BEGIN Data in this exercise
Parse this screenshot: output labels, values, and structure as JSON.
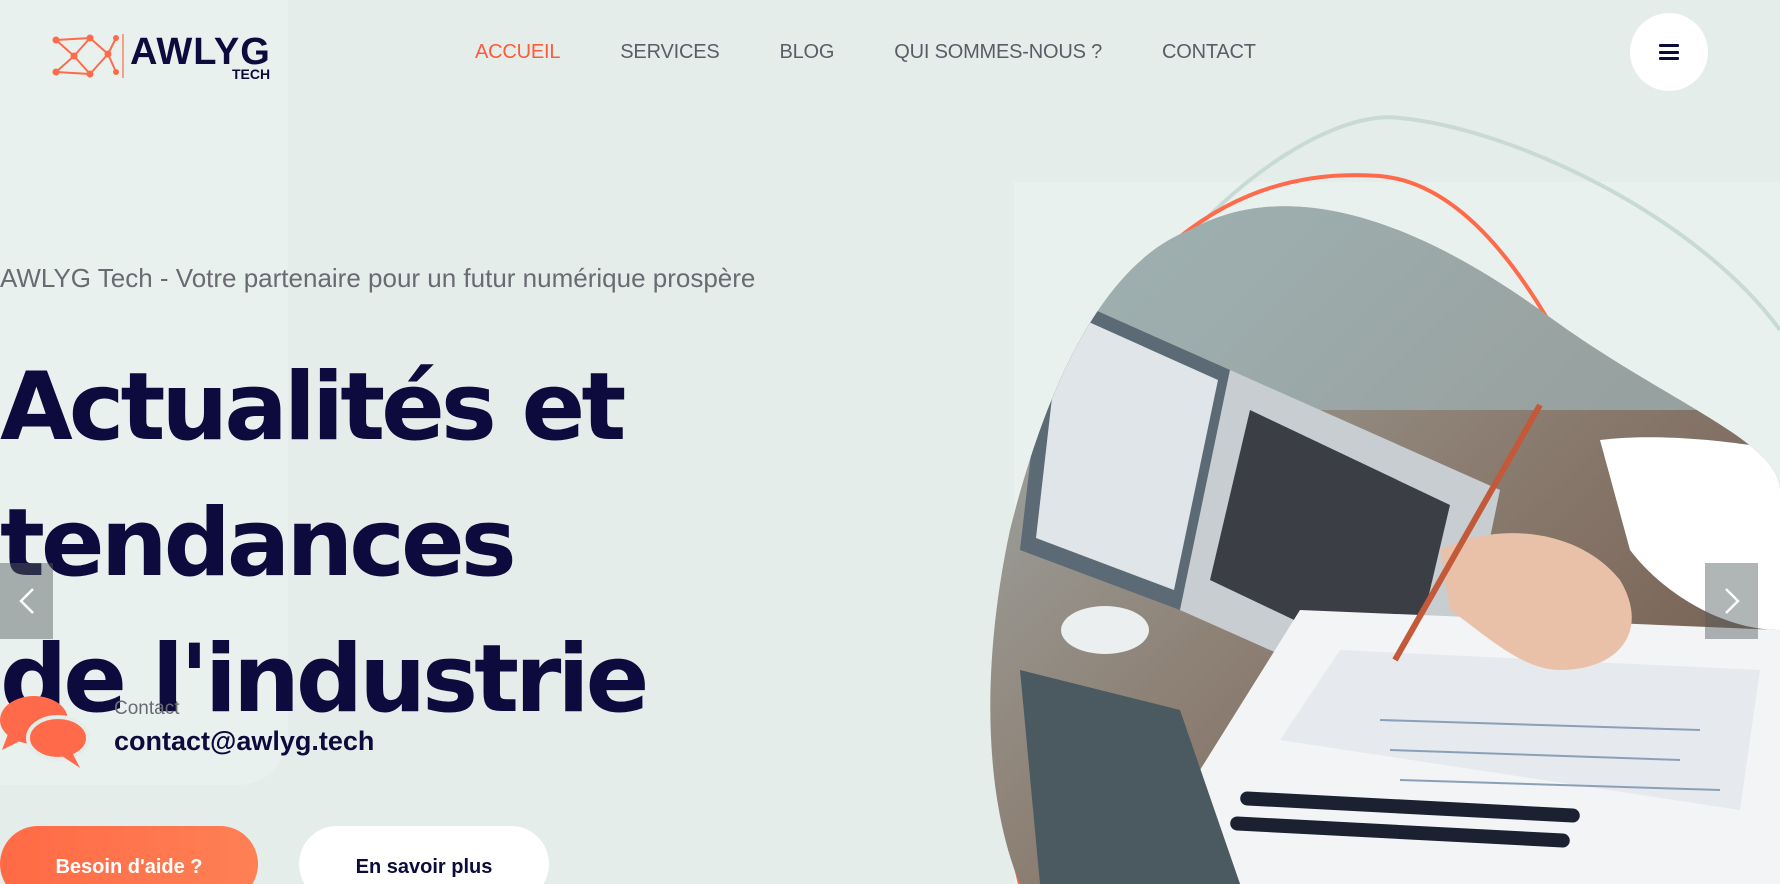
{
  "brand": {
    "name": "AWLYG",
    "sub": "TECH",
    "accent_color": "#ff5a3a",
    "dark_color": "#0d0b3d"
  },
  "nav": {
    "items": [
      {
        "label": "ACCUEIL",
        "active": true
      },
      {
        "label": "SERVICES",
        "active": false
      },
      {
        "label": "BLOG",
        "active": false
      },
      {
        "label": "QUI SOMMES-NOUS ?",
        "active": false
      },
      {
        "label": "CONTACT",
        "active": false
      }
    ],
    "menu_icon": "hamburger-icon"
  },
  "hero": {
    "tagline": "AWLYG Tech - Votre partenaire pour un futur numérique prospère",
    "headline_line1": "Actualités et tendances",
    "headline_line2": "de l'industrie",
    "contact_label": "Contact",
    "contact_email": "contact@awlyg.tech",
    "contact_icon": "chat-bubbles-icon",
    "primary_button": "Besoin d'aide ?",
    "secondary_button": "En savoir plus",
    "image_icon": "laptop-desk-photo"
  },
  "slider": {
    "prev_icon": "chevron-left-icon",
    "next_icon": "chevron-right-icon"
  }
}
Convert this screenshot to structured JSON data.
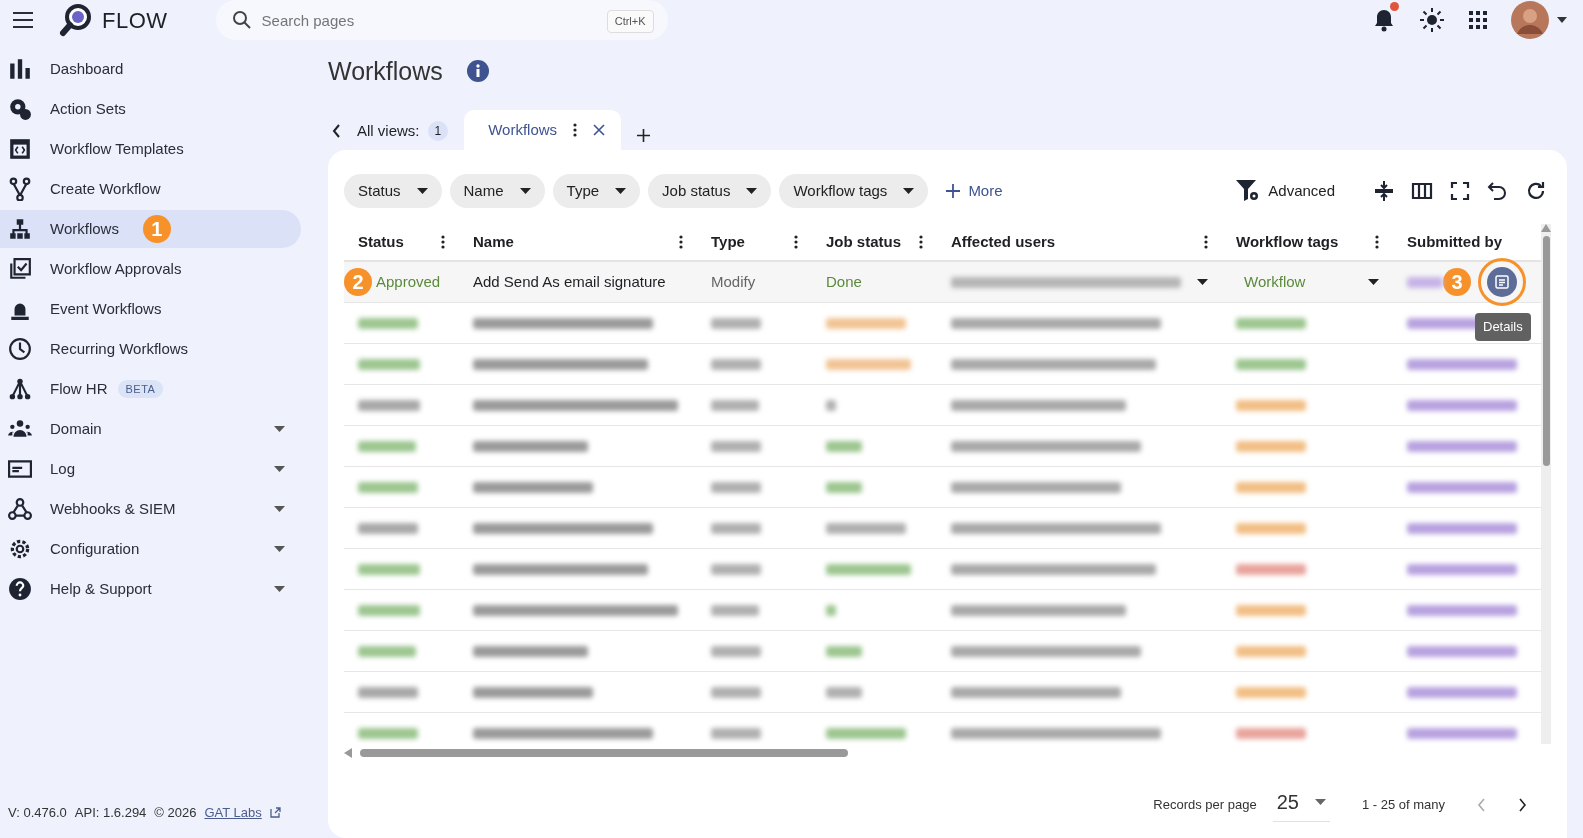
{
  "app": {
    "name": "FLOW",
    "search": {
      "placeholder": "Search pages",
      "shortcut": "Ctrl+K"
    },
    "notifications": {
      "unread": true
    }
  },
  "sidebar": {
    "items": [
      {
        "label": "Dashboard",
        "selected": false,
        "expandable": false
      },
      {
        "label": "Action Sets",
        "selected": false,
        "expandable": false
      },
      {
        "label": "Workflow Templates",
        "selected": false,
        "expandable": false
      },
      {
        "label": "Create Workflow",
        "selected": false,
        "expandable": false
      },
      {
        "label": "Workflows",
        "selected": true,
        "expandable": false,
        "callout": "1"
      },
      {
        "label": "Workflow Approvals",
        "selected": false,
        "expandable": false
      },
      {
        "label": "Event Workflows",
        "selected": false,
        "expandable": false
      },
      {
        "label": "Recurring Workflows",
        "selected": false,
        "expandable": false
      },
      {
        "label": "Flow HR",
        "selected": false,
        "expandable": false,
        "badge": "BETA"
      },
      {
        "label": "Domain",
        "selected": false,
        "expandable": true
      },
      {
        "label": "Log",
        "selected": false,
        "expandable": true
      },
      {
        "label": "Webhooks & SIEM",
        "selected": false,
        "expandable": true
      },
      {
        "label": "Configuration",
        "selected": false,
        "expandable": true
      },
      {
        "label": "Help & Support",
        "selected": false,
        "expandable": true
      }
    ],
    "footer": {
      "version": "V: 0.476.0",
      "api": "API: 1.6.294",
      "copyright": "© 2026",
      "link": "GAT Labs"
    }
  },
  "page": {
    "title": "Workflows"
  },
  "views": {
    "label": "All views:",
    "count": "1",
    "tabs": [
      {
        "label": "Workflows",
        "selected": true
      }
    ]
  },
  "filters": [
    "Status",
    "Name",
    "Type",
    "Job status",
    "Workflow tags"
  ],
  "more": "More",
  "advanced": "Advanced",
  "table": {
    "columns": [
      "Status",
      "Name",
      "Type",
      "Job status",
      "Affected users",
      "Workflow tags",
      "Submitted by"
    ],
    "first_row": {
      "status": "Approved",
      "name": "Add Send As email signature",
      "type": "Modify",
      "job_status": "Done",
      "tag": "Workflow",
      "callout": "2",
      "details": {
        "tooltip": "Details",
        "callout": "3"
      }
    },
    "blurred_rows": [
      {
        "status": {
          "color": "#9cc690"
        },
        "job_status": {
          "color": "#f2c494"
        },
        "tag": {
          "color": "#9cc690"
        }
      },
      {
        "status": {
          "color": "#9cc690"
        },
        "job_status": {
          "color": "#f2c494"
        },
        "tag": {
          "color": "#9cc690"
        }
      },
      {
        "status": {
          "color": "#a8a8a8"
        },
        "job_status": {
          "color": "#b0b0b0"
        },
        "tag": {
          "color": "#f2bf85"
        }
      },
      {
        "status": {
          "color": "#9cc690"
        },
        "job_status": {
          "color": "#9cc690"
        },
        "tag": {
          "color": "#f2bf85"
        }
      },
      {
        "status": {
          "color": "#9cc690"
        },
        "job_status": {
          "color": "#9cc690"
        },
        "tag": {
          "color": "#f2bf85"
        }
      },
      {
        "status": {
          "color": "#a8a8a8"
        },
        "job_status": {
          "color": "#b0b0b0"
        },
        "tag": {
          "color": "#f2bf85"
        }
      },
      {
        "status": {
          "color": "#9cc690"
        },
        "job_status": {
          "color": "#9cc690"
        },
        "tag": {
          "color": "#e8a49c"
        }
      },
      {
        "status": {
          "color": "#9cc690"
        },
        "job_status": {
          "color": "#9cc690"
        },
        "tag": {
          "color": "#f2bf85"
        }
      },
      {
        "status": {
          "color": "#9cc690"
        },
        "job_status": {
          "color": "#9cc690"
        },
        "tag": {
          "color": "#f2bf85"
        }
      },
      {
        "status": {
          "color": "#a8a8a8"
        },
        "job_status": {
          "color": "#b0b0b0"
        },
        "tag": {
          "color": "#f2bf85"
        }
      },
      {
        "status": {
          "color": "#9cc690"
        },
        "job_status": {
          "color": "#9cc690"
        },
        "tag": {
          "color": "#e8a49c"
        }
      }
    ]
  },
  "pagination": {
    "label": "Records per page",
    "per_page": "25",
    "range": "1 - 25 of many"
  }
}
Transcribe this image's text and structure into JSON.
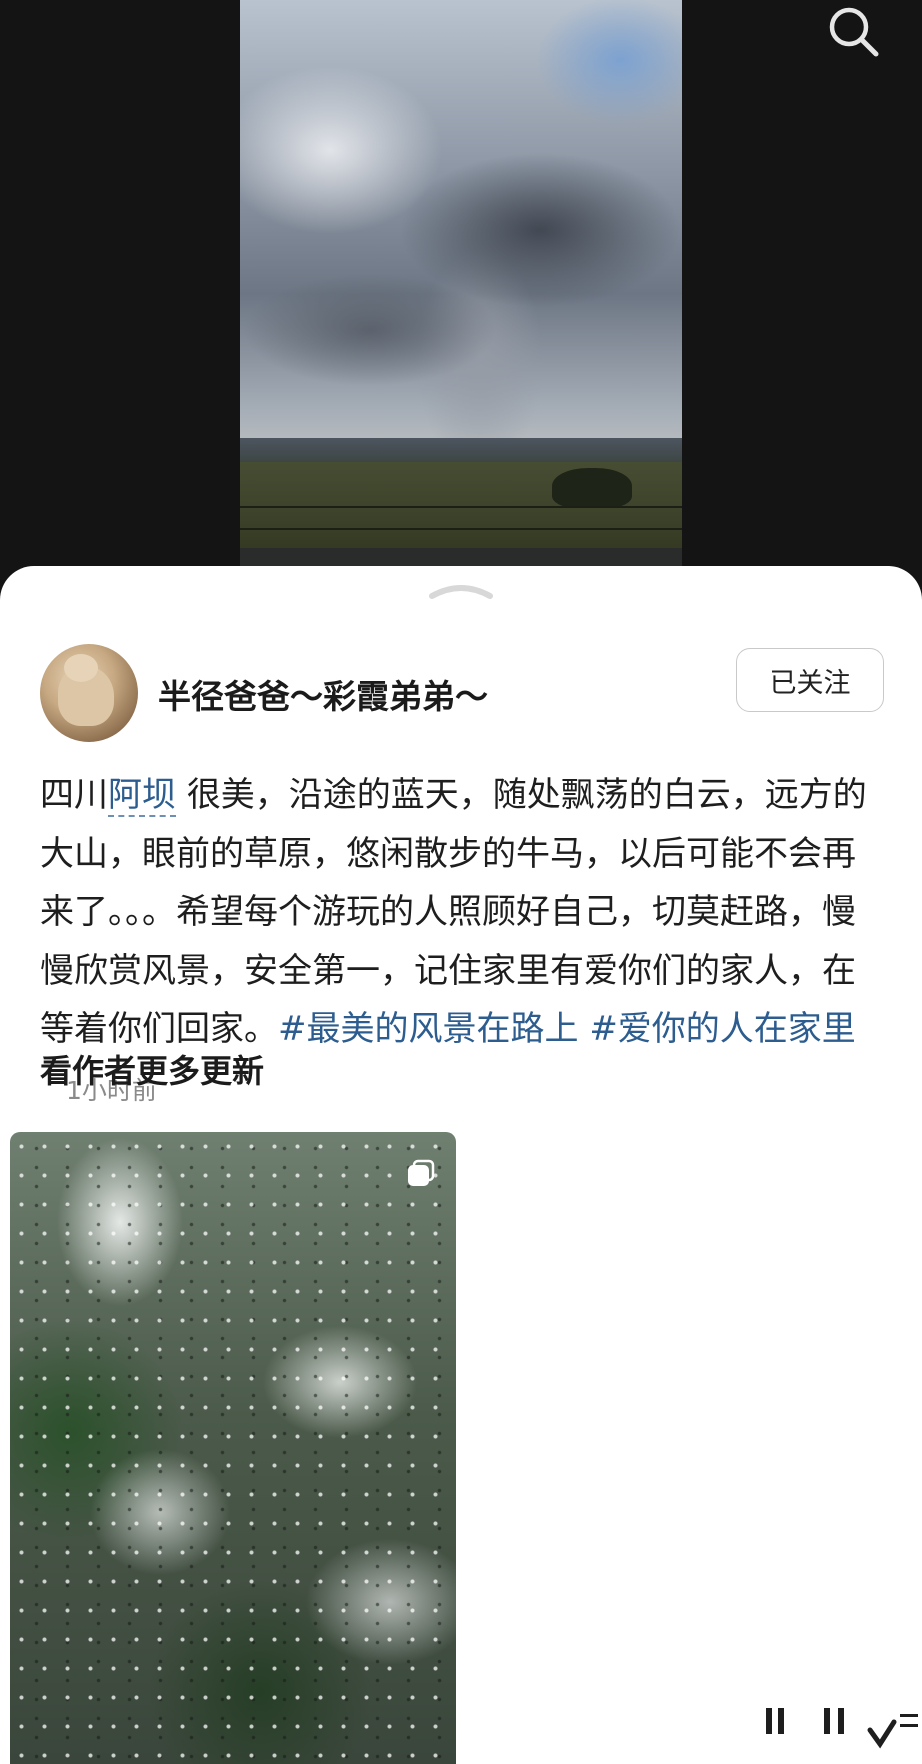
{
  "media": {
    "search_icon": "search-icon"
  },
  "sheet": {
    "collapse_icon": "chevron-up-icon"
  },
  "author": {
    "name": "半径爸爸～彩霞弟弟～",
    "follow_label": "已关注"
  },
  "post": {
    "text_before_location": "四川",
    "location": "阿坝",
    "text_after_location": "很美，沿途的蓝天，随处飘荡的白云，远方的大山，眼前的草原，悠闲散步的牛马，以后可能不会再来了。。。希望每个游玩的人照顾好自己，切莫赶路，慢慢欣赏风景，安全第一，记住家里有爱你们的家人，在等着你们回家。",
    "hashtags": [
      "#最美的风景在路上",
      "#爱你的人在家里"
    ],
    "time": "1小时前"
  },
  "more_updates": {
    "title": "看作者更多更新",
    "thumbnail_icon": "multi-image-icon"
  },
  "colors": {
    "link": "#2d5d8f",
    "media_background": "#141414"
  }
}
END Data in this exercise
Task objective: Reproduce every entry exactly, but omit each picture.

Solution to the problem:
Parse this screenshot: output labels, values, and structure as JSON.
{
  "brand": {
    "name": "AWLYG",
    "sub": "TECH",
    "accent_color": "#ff5a3a",
    "dark_color": "#0d0b3d"
  },
  "nav": {
    "items": [
      {
        "label": "ACCUEIL",
        "active": true
      },
      {
        "label": "SERVICES",
        "active": false
      },
      {
        "label": "BLOG",
        "active": false
      },
      {
        "label": "QUI SOMMES-NOUS ?",
        "active": false
      },
      {
        "label": "CONTACT",
        "active": false
      }
    ],
    "menu_icon": "hamburger-icon"
  },
  "hero": {
    "tagline": "AWLYG Tech - Votre partenaire pour un futur numérique prospère",
    "headline_line1": "Actualités et tendances",
    "headline_line2": "de l'industrie",
    "contact_label": "Contact",
    "contact_email": "contact@awlyg.tech",
    "contact_icon": "chat-bubbles-icon",
    "primary_button": "Besoin d'aide ?",
    "secondary_button": "En savoir plus",
    "image_icon": "laptop-desk-photo"
  },
  "slider": {
    "prev_icon": "chevron-left-icon",
    "next_icon": "chevron-right-icon"
  }
}
Convert this screenshot to structured JSON data.
{
  "app": {
    "name": "FLOW",
    "search": {
      "placeholder": "Search pages",
      "shortcut": "Ctrl+K"
    },
    "notifications": {
      "unread": true
    }
  },
  "sidebar": {
    "items": [
      {
        "label": "Dashboard",
        "selected": false,
        "expandable": false
      },
      {
        "label": "Action Sets",
        "selected": false,
        "expandable": false
      },
      {
        "label": "Workflow Templates",
        "selected": false,
        "expandable": false
      },
      {
        "label": "Create Workflow",
        "selected": false,
        "expandable": false
      },
      {
        "label": "Workflows",
        "selected": true,
        "expandable": false,
        "callout": "1"
      },
      {
        "label": "Workflow Approvals",
        "selected": false,
        "expandable": false
      },
      {
        "label": "Event Workflows",
        "selected": false,
        "expandable": false
      },
      {
        "label": "Recurring Workflows",
        "selected": false,
        "expandable": false
      },
      {
        "label": "Flow HR",
        "selected": false,
        "expandable": false,
        "badge": "BETA"
      },
      {
        "label": "Domain",
        "selected": false,
        "expandable": true
      },
      {
        "label": "Log",
        "selected": false,
        "expandable": true
      },
      {
        "label": "Webhooks & SIEM",
        "selected": false,
        "expandable": true
      },
      {
        "label": "Configuration",
        "selected": false,
        "expandable": true
      },
      {
        "label": "Help & Support",
        "selected": false,
        "expandable": true
      }
    ],
    "footer": {
      "version": "V: 0.476.0",
      "api": "API: 1.6.294",
      "copyright": "© 2026",
      "link": "GAT Labs"
    }
  },
  "page": {
    "title": "Workflows"
  },
  "views": {
    "label": "All views:",
    "count": "1",
    "tabs": [
      {
        "label": "Workflows",
        "selected": true
      }
    ]
  },
  "filters": [
    "Status",
    "Name",
    "Type",
    "Job status",
    "Workflow tags"
  ],
  "more": "More",
  "advanced": "Advanced",
  "table": {
    "columns": [
      "Status",
      "Name",
      "Type",
      "Job status",
      "Affected users",
      "Workflow tags",
      "Submitted by"
    ],
    "first_row": {
      "status": "Approved",
      "name": "Add Send As email signature",
      "type": "Modify",
      "job_status": "Done",
      "tag": "Workflow",
      "callout": "2",
      "details": {
        "tooltip": "Details",
        "callout": "3"
      }
    },
    "blurred_rows": [
      {
        "status": {
          "color": "#9cc690"
        },
        "job_status": {
          "color": "#f2c494"
        },
        "tag": {
          "color": "#9cc690"
        }
      },
      {
        "status": {
          "color": "#9cc690"
        },
        "job_status": {
          "color": "#f2c494"
        },
        "tag": {
          "color": "#9cc690"
        }
      },
      {
        "status": {
          "color": "#a8a8a8"
        },
        "job_status": {
          "color": "#b0b0b0"
        },
        "tag": {
          "color": "#f2bf85"
        }
      },
      {
        "status": {
          "color": "#9cc690"
        },
        "job_status": {
          "color": "#9cc690"
        },
        "tag": {
          "color": "#f2bf85"
        }
      },
      {
        "status": {
          "color": "#9cc690"
        },
        "job_status": {
          "color": "#9cc690"
        },
        "tag": {
          "color": "#f2bf85"
        }
      },
      {
        "status": {
          "color": "#a8a8a8"
        },
        "job_status": {
          "color": "#b0b0b0"
        },
        "tag": {
          "color": "#f2bf85"
        }
      },
      {
        "status": {
          "color": "#9cc690"
        },
        "job_status": {
          "color": "#9cc690"
        },
        "tag": {
          "color": "#e8a49c"
        }
      },
      {
        "status": {
          "color": "#9cc690"
        },
        "job_status": {
          "color": "#9cc690"
        },
        "tag": {
          "color": "#f2bf85"
        }
      },
      {
        "status": {
          "color": "#9cc690"
        },
        "job_status": {
          "color": "#9cc690"
        },
        "tag": {
          "color": "#f2bf85"
        }
      },
      {
        "status": {
          "color": "#a8a8a8"
        },
        "job_status": {
          "color": "#b0b0b0"
        },
        "tag": {
          "color": "#f2bf85"
        }
      },
      {
        "status": {
          "color": "#9cc690"
        },
        "job_status": {
          "color": "#9cc690"
        },
        "tag": {
          "color": "#e8a49c"
        }
      }
    ]
  },
  "pagination": {
    "label": "Records per page",
    "per_page": "25",
    "range": "1 - 25 of many"
  }
}
Transcribe this image's text and structure into JSON.
{
  "media": {
    "search_icon": "search-icon"
  },
  "sheet": {
    "collapse_icon": "chevron-up-icon"
  },
  "author": {
    "name": "半径爸爸～彩霞弟弟～",
    "follow_label": "已关注"
  },
  "post": {
    "text_before_location": "四川",
    "location": "阿坝",
    "text_after_location": "很美，沿途的蓝天，随处飘荡的白云，远方的大山，眼前的草原，悠闲散步的牛马，以后可能不会再来了。。。希望每个游玩的人照顾好自己，切莫赶路，慢慢欣赏风景，安全第一，记住家里有爱你们的家人，在等着你们回家。",
    "hashtags": [
      "#最美的风景在路上",
      "#爱你的人在家里"
    ],
    "time": "1小时前"
  },
  "more_updates": {
    "title": "看作者更多更新",
    "thumbnail_icon": "multi-image-icon"
  },
  "colors": {
    "link": "#2d5d8f",
    "media_background": "#141414"
  }
}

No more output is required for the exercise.